[Records drawn from a dataset]
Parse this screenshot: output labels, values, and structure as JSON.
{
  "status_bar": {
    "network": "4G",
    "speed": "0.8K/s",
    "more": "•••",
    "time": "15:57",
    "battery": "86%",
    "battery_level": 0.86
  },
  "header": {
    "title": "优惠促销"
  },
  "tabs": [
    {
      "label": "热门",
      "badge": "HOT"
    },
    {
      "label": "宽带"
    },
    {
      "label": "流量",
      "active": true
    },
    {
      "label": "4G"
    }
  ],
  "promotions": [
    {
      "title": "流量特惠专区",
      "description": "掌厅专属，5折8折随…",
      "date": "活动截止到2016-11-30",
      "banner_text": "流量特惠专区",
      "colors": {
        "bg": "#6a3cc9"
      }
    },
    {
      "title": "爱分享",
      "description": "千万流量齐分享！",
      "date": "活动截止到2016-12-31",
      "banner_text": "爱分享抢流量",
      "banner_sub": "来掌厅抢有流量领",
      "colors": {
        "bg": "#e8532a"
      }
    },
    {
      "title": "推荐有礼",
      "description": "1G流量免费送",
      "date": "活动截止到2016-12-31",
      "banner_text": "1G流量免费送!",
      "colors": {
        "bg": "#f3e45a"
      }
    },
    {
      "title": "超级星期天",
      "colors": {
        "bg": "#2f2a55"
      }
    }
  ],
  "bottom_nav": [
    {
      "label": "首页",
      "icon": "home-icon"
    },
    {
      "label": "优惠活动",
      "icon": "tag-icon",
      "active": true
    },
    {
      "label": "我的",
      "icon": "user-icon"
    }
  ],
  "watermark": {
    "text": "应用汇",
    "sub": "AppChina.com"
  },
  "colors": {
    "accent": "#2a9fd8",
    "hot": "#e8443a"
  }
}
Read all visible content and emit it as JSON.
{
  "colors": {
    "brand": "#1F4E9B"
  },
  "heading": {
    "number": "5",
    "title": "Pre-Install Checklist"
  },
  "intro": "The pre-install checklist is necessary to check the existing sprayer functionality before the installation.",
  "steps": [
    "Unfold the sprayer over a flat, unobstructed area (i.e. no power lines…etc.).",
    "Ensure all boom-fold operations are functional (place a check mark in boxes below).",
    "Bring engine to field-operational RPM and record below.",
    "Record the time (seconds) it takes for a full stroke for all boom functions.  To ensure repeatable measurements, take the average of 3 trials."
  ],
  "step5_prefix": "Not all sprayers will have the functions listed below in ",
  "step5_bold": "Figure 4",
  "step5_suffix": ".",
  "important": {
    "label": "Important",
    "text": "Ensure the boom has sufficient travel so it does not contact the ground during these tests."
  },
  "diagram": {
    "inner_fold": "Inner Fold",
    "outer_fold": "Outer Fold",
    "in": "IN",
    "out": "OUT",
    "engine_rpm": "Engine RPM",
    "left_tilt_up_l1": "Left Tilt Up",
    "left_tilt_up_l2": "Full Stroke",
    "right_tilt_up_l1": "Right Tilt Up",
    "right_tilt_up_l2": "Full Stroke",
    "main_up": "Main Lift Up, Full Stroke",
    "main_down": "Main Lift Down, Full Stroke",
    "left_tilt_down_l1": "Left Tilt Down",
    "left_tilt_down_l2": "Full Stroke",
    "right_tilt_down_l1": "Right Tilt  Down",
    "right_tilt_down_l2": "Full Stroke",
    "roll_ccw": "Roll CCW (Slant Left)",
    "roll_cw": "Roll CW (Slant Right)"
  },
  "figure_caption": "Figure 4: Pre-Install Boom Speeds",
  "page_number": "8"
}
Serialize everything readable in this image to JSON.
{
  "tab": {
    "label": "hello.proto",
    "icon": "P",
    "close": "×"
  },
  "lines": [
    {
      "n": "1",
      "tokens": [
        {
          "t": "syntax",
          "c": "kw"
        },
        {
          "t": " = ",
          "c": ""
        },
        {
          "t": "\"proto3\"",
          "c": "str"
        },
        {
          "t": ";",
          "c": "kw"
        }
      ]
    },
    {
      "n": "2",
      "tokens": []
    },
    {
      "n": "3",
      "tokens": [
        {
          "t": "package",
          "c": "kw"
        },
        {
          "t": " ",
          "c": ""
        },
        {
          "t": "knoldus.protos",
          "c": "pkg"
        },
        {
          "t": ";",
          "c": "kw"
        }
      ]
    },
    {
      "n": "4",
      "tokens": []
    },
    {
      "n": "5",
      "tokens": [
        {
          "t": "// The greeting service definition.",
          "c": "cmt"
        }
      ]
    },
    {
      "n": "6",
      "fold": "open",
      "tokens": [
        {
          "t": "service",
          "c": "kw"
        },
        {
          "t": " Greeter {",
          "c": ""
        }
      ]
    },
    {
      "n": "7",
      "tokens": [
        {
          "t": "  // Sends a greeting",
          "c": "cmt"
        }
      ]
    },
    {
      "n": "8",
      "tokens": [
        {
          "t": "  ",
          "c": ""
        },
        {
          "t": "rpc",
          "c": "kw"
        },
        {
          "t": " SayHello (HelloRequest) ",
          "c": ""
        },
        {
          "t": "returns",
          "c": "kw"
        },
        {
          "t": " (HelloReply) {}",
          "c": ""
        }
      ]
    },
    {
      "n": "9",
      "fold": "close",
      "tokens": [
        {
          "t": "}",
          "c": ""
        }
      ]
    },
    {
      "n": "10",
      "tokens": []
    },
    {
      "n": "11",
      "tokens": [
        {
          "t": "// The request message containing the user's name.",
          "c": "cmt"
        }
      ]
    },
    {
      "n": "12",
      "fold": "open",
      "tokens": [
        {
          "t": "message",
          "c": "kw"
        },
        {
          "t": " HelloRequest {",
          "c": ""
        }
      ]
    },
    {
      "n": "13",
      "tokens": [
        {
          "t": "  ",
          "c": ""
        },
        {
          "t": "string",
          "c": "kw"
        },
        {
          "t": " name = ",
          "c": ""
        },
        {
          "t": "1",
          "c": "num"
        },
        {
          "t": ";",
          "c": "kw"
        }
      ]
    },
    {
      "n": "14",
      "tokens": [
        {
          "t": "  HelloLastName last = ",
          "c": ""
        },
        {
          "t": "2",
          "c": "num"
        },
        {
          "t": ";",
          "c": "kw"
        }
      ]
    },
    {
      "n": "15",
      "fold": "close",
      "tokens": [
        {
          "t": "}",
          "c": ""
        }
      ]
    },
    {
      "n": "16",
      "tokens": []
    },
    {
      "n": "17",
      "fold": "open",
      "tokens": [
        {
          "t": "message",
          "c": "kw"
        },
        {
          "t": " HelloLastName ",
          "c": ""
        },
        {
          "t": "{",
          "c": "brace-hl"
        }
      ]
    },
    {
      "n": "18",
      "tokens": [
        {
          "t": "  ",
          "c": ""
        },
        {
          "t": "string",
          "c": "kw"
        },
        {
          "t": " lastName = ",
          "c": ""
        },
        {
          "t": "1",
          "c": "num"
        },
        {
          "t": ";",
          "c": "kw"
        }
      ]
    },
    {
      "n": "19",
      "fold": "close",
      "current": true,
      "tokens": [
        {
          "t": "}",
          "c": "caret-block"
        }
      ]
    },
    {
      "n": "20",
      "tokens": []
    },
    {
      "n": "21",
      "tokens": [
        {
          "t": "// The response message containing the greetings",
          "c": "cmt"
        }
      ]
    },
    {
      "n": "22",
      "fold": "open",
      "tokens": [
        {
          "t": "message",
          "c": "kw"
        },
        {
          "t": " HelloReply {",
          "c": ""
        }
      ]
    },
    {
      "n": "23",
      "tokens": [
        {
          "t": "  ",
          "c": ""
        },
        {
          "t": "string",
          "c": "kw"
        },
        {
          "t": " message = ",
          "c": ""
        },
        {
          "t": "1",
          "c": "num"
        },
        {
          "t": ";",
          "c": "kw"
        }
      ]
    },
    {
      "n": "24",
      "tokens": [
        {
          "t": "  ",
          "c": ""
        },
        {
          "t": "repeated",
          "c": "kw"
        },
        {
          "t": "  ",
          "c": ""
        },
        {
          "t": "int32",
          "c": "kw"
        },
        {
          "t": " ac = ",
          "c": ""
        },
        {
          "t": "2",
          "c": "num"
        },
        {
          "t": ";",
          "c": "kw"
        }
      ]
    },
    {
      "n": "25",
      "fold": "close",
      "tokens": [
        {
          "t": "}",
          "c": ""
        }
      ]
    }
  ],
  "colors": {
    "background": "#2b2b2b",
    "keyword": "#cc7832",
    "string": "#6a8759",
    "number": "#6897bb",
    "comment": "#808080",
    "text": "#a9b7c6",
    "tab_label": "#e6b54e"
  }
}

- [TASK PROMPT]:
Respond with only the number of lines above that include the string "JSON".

- [YOUR RESPONSE]:
3